  1. for creating 1st time a GKE cluster-> click on enable-> create a cluster as per the below screenshot. Very simple.
Enable Kubernetes Engine API for the 1st time use.
Select a standard configurtation
Once the cluster is up and running it will show the green tick mark.
Workload-> select existing docker image

2. go to Workload and select existing docker image. That we have created before.

just select the image path and name
add an application name for which the cluster is created.
  1. IN the YML configuration you will see two K8 API resources will deploy. one is deployment and the other one is horizontal pod auto scaler.
go to details to check the status of the cluster.

Now for entering into the application or mapping the application port where it has been running select 8000 for the Django application. and click expose.
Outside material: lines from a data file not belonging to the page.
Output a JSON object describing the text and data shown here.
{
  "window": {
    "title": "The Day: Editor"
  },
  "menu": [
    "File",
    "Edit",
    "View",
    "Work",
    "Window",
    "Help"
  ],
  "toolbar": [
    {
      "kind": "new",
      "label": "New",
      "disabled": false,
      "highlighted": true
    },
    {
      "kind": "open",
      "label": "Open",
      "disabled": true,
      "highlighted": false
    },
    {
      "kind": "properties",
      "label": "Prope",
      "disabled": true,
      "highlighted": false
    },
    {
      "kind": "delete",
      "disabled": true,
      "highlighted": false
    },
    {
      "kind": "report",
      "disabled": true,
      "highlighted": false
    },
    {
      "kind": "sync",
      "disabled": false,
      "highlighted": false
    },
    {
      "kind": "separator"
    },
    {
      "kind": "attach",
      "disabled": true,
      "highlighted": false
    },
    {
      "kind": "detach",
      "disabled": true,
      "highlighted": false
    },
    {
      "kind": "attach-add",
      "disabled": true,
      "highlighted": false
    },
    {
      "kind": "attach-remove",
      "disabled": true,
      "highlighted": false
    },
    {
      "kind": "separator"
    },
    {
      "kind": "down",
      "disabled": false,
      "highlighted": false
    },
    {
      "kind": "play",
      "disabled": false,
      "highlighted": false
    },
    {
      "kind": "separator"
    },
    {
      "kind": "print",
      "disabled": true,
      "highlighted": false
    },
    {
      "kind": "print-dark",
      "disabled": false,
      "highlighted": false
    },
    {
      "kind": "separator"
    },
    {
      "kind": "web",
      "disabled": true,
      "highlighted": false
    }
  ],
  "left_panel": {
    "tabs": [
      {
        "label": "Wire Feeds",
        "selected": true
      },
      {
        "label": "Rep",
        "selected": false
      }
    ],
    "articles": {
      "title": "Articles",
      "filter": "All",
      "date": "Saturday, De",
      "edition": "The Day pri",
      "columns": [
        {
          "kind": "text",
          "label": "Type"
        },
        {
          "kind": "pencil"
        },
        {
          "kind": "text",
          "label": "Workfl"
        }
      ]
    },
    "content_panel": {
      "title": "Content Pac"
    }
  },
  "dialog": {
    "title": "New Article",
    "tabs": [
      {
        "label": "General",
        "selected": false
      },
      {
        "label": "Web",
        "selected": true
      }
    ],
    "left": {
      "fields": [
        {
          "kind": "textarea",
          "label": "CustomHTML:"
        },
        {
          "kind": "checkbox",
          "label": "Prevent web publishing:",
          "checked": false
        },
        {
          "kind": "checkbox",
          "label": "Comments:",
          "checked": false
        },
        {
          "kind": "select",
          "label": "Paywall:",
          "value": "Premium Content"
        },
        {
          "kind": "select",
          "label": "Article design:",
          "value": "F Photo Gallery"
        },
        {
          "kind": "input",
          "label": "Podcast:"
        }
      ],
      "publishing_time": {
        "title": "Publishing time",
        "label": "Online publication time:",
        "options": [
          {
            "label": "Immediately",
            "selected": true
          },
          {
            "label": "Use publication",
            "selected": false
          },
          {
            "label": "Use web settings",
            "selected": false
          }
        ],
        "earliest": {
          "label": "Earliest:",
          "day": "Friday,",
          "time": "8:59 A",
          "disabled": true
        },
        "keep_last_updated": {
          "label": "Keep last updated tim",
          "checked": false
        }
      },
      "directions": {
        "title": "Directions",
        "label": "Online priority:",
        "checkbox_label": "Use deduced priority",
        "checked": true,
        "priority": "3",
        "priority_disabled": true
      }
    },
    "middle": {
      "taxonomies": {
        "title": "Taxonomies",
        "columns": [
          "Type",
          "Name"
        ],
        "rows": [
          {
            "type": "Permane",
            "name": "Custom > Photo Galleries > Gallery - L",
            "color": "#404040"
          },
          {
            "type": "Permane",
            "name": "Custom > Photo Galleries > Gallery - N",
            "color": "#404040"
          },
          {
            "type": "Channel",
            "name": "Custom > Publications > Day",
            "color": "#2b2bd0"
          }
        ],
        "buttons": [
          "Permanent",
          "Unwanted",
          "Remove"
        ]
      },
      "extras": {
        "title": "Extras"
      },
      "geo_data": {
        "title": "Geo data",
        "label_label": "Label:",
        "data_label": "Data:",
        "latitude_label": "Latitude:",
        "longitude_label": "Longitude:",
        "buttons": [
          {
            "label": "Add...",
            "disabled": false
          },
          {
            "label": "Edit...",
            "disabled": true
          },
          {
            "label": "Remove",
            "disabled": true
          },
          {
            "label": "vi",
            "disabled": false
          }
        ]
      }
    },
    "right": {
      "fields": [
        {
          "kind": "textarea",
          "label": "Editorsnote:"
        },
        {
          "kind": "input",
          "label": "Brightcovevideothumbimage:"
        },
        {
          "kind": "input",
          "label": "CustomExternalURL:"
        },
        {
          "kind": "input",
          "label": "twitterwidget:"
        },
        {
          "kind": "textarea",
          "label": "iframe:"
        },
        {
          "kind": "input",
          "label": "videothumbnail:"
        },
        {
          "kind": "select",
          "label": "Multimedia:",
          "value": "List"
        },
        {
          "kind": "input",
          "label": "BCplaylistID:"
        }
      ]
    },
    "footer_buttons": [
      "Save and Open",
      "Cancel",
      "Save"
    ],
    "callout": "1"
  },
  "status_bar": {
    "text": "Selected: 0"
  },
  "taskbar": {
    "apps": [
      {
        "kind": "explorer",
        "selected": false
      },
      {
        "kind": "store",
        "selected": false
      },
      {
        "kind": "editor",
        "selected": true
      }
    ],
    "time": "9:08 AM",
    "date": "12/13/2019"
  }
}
Now the port 8000 has been exposed as an entry point to your Django application in the cluster.

adding a port number.
Cluster configuration once everything is done.

Once the cluster is up and running and all the configuration is done the configuration will be looking like above. and now you can access the application with the IP address of the load balancer +:+ port number. ex:

Pushing the docker image to the registry:

GCP provides a service called Artifact Registry which can be used to store docker images, node packages, python packages, etc. Initially, it was just a Container registry for storing container images only.

Create Deploy pipeline for GKE: with Cloud build.

With cloud build, we can create CICD processes very easily. We just need to create a trigger and a yml configuration file for the cloud build-in-out code while committing it to the GCP repo. Follow the below processes.

Create a yml file and push it to the code repo with the below configuration. Now, this is a simple demo config file you can add multiple “Actions” here. read the comments carefully in the screenshots.

basic config for building, push and updating the container using kubectl set.

Now for further making this process auto-mated. I mean, for making the process auto-deploy the image on every code commit, we have to add some more configurations.

CICD config.

Now, all we have to do is create a trigger in cloud build. Select the create trigger, select code source which is cloud repo here, then select the CICD-services and continue.

steps for creating a trigger.

Next is you have to choose the path to the build**. yml file from the code repo.

select the path to the configuration build file.

Now everything is ready, You just have to test if after the new code comit it is triggering the cicd process or not. if not then go into build history click on the cicD process and look for the step where it is failing.

Success on the Cloud CICD pipline.



Ashutosh Dash

This blog is more like keeping technical notes from my learnings for the future.